=== Exercise inputs ===
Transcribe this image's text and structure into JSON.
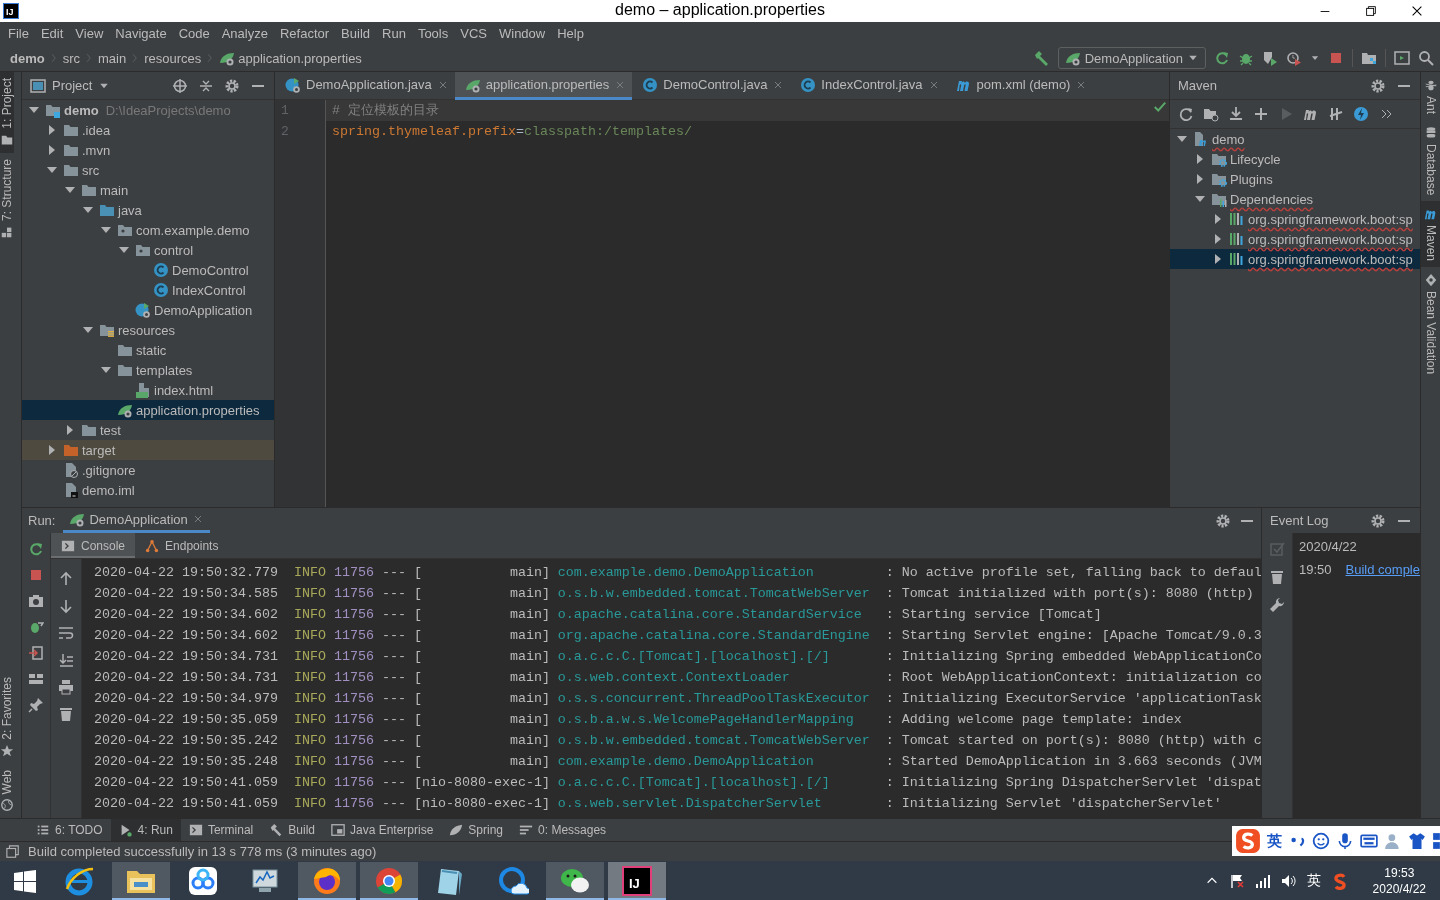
{
  "window": {
    "app_icon": "IJ",
    "title": "demo – application.properties"
  },
  "menu": [
    "File",
    "Edit",
    "View",
    "Navigate",
    "Code",
    "Analyze",
    "Refactor",
    "Build",
    "Run",
    "Tools",
    "VCS",
    "Window",
    "Help"
  ],
  "breadcrumbs": [
    {
      "label": "demo",
      "kind": "project"
    },
    {
      "label": "src",
      "kind": "plain"
    },
    {
      "label": "main",
      "kind": "plain"
    },
    {
      "label": "resources",
      "kind": "plain"
    },
    {
      "label": "application.properties",
      "kind": "properties"
    }
  ],
  "run_config": "DemoApplication",
  "left_tool_tabs": [
    {
      "label": "1: Project",
      "kind": "folder",
      "selected": true
    },
    {
      "label": "7: Structure",
      "kind": "structure",
      "selected": false
    }
  ],
  "left_tool_tabs_bottom": [
    {
      "label": "2: Favorites",
      "kind": "star",
      "selected": false
    },
    {
      "label": "Web",
      "kind": "globe",
      "selected": false
    }
  ],
  "project_panel": {
    "title": "Project",
    "tree": [
      {
        "label": "demo",
        "path": "D:\\IdeaProjects\\demo",
        "kind": "module",
        "expanded": true,
        "selected": false,
        "excluded": false,
        "children": [
          {
            "label": ".idea",
            "kind": "folder",
            "expanded": false,
            "selected": false,
            "excluded": false
          },
          {
            "label": ".mvn",
            "kind": "folder",
            "expanded": false,
            "selected": false,
            "excluded": false
          },
          {
            "label": "src",
            "kind": "folder",
            "expanded": true,
            "selected": false,
            "excluded": false,
            "children": [
              {
                "label": "main",
                "kind": "folder",
                "expanded": true,
                "selected": false,
                "excluded": false,
                "children": [
                  {
                    "label": "java",
                    "kind": "source",
                    "expanded": true,
                    "selected": false,
                    "excluded": false,
                    "children": [
                      {
                        "label": "com.example.demo",
                        "kind": "package",
                        "expanded": true,
                        "selected": false,
                        "excluded": false,
                        "children": [
                          {
                            "label": "control",
                            "kind": "package",
                            "expanded": true,
                            "selected": false,
                            "excluded": false,
                            "children": [
                              {
                                "label": "DemoControl",
                                "kind": "class",
                                "selected": false,
                                "excluded": false
                              },
                              {
                                "label": "IndexControl",
                                "kind": "class",
                                "selected": false,
                                "excluded": false
                              }
                            ]
                          },
                          {
                            "label": "DemoApplication",
                            "kind": "springclass",
                            "selected": false,
                            "excluded": false
                          }
                        ]
                      }
                    ]
                  },
                  {
                    "label": "resources",
                    "kind": "resources",
                    "expanded": true,
                    "selected": false,
                    "excluded": false,
                    "children": [
                      {
                        "label": "static",
                        "kind": "folder",
                        "selected": false,
                        "excluded": false
                      },
                      {
                        "label": "templates",
                        "kind": "folder",
                        "expanded": true,
                        "selected": false,
                        "excluded": false,
                        "children": [
                          {
                            "label": "index.html",
                            "kind": "html",
                            "selected": false,
                            "excluded": false
                          }
                        ]
                      },
                      {
                        "label": "application.properties",
                        "kind": "properties",
                        "selected": true,
                        "excluded": false
                      }
                    ]
                  }
                ]
              },
              {
                "label": "test",
                "kind": "folder",
                "expanded": false,
                "selected": false,
                "excluded": false
              }
            ]
          },
          {
            "label": "target",
            "kind": "excludedfolder",
            "expanded": false,
            "selected": false,
            "excluded": true
          },
          {
            "label": ".gitignore",
            "kind": "ignore",
            "selected": false,
            "excluded": false
          },
          {
            "label": "demo.iml",
            "kind": "iml",
            "selected": false,
            "excluded": false
          }
        ]
      }
    ]
  },
  "editor": {
    "tabs": [
      {
        "label": "DemoApplication.java",
        "kind": "springclass",
        "selected": false
      },
      {
        "label": "application.properties",
        "kind": "properties",
        "selected": true
      },
      {
        "label": "DemoControl.java",
        "kind": "class",
        "selected": false
      },
      {
        "label": "IndexControl.java",
        "kind": "class",
        "selected": false
      },
      {
        "label": "pom.xml (demo)",
        "kind": "maven",
        "selected": false
      }
    ],
    "lines": [
      {
        "number": "1",
        "current": true,
        "segments": [
          {
            "text": "# 定位模板的目录",
            "kind": "comment"
          }
        ]
      },
      {
        "number": "2",
        "current": false,
        "segments": [
          {
            "text": "spring.thymeleaf.prefix",
            "kind": "key"
          },
          {
            "text": "=",
            "kind": "punct"
          },
          {
            "text": "classpath:/templates/",
            "kind": "value"
          }
        ]
      }
    ]
  },
  "maven_panel": {
    "title": "Maven",
    "tree": [
      {
        "label": "demo",
        "kind": "mavenmodule",
        "expanded": true,
        "selected": false,
        "spell_error": true,
        "children": [
          {
            "label": "Lifecycle",
            "kind": "gearfolder",
            "expanded": false,
            "selected": false,
            "spell_error": false
          },
          {
            "label": "Plugins",
            "kind": "gearfolder",
            "expanded": false,
            "selected": false,
            "spell_error": false
          },
          {
            "label": "Dependencies",
            "kind": "depfolder",
            "expanded": true,
            "selected": false,
            "spell_error": true,
            "children": [
              {
                "label": "org.springframework.boot:sp",
                "kind": "library",
                "expanded": false,
                "selected": false,
                "spell_error": true
              },
              {
                "label": "org.springframework.boot:sp",
                "kind": "library",
                "expanded": false,
                "selected": false,
                "spell_error": true
              },
              {
                "label": "org.springframework.boot:sp",
                "kind": "library",
                "expanded": false,
                "selected": true,
                "spell_error": true
              }
            ]
          }
        ]
      }
    ]
  },
  "right_tool_tabs": [
    {
      "label": "Ant",
      "kind": "ant",
      "selected": false
    },
    {
      "label": "Database",
      "kind": "database",
      "selected": false
    },
    {
      "label": "Maven",
      "kind": "maven",
      "selected": true
    },
    {
      "label": "Bean Validation",
      "kind": "bean",
      "selected": false
    }
  ],
  "run_panel": {
    "label": "Run:",
    "tab": "DemoApplication",
    "subtabs": [
      {
        "label": "Console",
        "kind": "console",
        "selected": true
      },
      {
        "label": "Endpoints",
        "kind": "endpoints",
        "selected": false
      }
    ],
    "log": [
      {
        "time": "2020-04-22 19:50:32.779",
        "level": "INFO",
        "pid": "11756",
        "sep": "---",
        "thread": "[           main]",
        "logger": "com.example.demo.DemoApplication",
        "message": ": No active profile set, falling back to defaul"
      },
      {
        "time": "2020-04-22 19:50:34.585",
        "level": "INFO",
        "pid": "11756",
        "sep": "---",
        "thread": "[           main]",
        "logger": "o.s.b.w.embedded.tomcat.TomcatWebServer",
        "message": ": Tomcat initialized with port(s): 8080 (http)"
      },
      {
        "time": "2020-04-22 19:50:34.602",
        "level": "INFO",
        "pid": "11756",
        "sep": "---",
        "thread": "[           main]",
        "logger": "o.apache.catalina.core.StandardService",
        "message": ": Starting service [Tomcat]"
      },
      {
        "time": "2020-04-22 19:50:34.602",
        "level": "INFO",
        "pid": "11756",
        "sep": "---",
        "thread": "[           main]",
        "logger": "org.apache.catalina.core.StandardEngine",
        "message": ": Starting Servlet engine: [Apache Tomcat/9.0.3"
      },
      {
        "time": "2020-04-22 19:50:34.731",
        "level": "INFO",
        "pid": "11756",
        "sep": "---",
        "thread": "[           main]",
        "logger": "o.a.c.c.C.[Tomcat].[localhost].[/]",
        "message": ": Initializing Spring embedded WebApplicationCo"
      },
      {
        "time": "2020-04-22 19:50:34.731",
        "level": "INFO",
        "pid": "11756",
        "sep": "---",
        "thread": "[           main]",
        "logger": "o.s.web.context.ContextLoader",
        "message": ": Root WebApplicationContext: initialization co"
      },
      {
        "time": "2020-04-22 19:50:34.979",
        "level": "INFO",
        "pid": "11756",
        "sep": "---",
        "thread": "[           main]",
        "logger": "o.s.s.concurrent.ThreadPoolTaskExecutor",
        "message": ": Initializing ExecutorService 'applicationTask"
      },
      {
        "time": "2020-04-22 19:50:35.059",
        "level": "INFO",
        "pid": "11756",
        "sep": "---",
        "thread": "[           main]",
        "logger": "o.s.b.a.w.s.WelcomePageHandlerMapping",
        "message": ": Adding welcome page template: index"
      },
      {
        "time": "2020-04-22 19:50:35.242",
        "level": "INFO",
        "pid": "11756",
        "sep": "---",
        "thread": "[           main]",
        "logger": "o.s.b.w.embedded.tomcat.TomcatWebServer",
        "message": ": Tomcat started on port(s): 8080 (http) with c"
      },
      {
        "time": "2020-04-22 19:50:35.248",
        "level": "INFO",
        "pid": "11756",
        "sep": "---",
        "thread": "[           main]",
        "logger": "com.example.demo.DemoApplication",
        "message": ": Started DemoApplication in 3.663 seconds (JVM"
      },
      {
        "time": "2020-04-22 19:50:41.059",
        "level": "INFO",
        "pid": "11756",
        "sep": "---",
        "thread": "[nio-8080-exec-1]",
        "logger": "o.a.c.c.C.[Tomcat].[localhost].[/]",
        "message": ": Initializing Spring DispatcherServlet 'dispat"
      },
      {
        "time": "2020-04-22 19:50:41.059",
        "level": "INFO",
        "pid": "11756",
        "sep": "---",
        "thread": "[nio-8080-exec-1]",
        "logger": "o.s.web.servlet.DispatcherServlet",
        "message": ": Initializing Servlet 'dispatcherServlet'"
      }
    ]
  },
  "event_log": {
    "title": "Event Log",
    "date": "2020/4/22",
    "time": "19:50",
    "link": "Build comple"
  },
  "bottom_tabs": [
    {
      "label": "6: TODO",
      "kind": "todo",
      "selected": false
    },
    {
      "label": "4: Run",
      "kind": "run",
      "selected": true
    },
    {
      "label": "Terminal",
      "kind": "terminal",
      "selected": false
    },
    {
      "label": "Build",
      "kind": "build",
      "selected": false
    },
    {
      "label": "Java Enterprise",
      "kind": "javaee",
      "selected": false
    },
    {
      "label": "Spring",
      "kind": "spring",
      "selected": false
    },
    {
      "label": "0: Messages",
      "kind": "messages",
      "selected": false
    }
  ],
  "status": "Build completed successfully in 13 s 778 ms (3 minutes ago)",
  "ime_bar": {
    "mode": "英"
  },
  "taskbar": {
    "apps": [
      {
        "kind": "ie",
        "running": false,
        "selected": false
      },
      {
        "kind": "explorer",
        "running": true,
        "selected": false
      },
      {
        "kind": "netdisk",
        "running": false,
        "selected": false
      },
      {
        "kind": "monitor",
        "running": false,
        "selected": false
      },
      {
        "kind": "firefox",
        "running": true,
        "selected": false
      },
      {
        "kind": "chrome",
        "running": true,
        "selected": false
      },
      {
        "kind": "notepad",
        "running": false,
        "selected": false
      },
      {
        "kind": "cloudbrowser",
        "running": false,
        "selected": false
      },
      {
        "kind": "wechat",
        "running": true,
        "selected": false
      },
      {
        "kind": "intellij",
        "label": "IJ",
        "running": true,
        "selected": true
      }
    ],
    "tray_lang": "英",
    "time": "19:53",
    "date": "2020/4/22"
  }
}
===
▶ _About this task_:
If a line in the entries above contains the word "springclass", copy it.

▶ _Your response_:
                            "kind": "springclass",
        "kind": "springclass",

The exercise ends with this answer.